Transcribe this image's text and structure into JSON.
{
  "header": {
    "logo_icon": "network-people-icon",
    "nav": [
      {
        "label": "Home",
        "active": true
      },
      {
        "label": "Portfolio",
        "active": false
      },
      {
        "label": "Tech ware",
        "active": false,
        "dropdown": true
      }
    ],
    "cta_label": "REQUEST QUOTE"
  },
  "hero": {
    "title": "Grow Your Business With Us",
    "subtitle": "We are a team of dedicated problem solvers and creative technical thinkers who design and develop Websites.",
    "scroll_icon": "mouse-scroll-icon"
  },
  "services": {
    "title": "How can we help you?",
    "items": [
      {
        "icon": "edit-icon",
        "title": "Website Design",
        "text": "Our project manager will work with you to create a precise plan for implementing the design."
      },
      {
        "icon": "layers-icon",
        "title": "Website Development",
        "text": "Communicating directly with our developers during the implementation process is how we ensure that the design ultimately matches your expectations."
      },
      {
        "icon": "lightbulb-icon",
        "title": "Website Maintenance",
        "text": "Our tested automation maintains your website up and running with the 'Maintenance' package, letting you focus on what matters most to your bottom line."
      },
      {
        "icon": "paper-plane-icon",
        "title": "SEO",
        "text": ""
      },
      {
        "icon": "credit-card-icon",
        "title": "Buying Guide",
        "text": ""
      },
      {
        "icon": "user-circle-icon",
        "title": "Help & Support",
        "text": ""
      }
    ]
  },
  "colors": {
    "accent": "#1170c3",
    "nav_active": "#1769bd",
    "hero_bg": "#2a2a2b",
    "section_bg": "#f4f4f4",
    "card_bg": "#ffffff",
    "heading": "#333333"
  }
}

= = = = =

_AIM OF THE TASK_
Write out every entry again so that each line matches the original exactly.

_WRITTEN REPLY_
Transcribe this image's text and structure into JSON.
{
  "header": {
    "logo_icon": "network-people-icon",
    "nav": [
      {
        "label": "Home",
        "active": true
      },
      {
        "label": "Portfolio",
        "active": false
      },
      {
        "label": "Tech ware",
        "active": false,
        "dropdown": true
      }
    ],
    "cta_label": "REQUEST QUOTE"
  },
  "hero": {
    "title": "Grow Your Business With Us",
    "subtitle": "We are a team of dedicated problem solvers and creative technical thinkers who design and develop Websites.",
    "scroll_icon": "mouse-scroll-icon"
  },
  "services": {
    "title": "How can we help you?",
    "items": [
      {
        "icon": "edit-icon",
        "title": "Website Design",
        "text": "Our project manager will work with you to create a precise plan for implementing the design."
      },
      {
        "icon": "layers-icon",
        "title": "Website Development",
        "text": "Communicating directly with our developers during the implementation process is how we ensure that the design ultimately matches your expectations."
      },
      {
        "icon": "lightbulb-icon",
        "title": "Website Maintenance",
        "text": "Our tested automation maintains your website up and running with the 'Maintenance' package, letting you focus on what matters most to your bottom line."
      },
      {
        "icon": "paper-plane-icon",
        "title": "SEO",
        "text": ""
      },
      {
        "icon": "credit-card-icon",
        "title": "Buying Guide",
        "text": ""
      },
      {
        "icon": "user-circle-icon",
        "title": "Help & Support",
        "text": ""
      }
    ]
  },
  "colors": {
    "accent": "#1170c3",
    "nav_active": "#1769bd",
    "hero_bg": "#2a2a2b",
    "section_bg": "#f4f4f4",
    "card_bg": "#ffffff",
    "heading": "#333333"
  }
}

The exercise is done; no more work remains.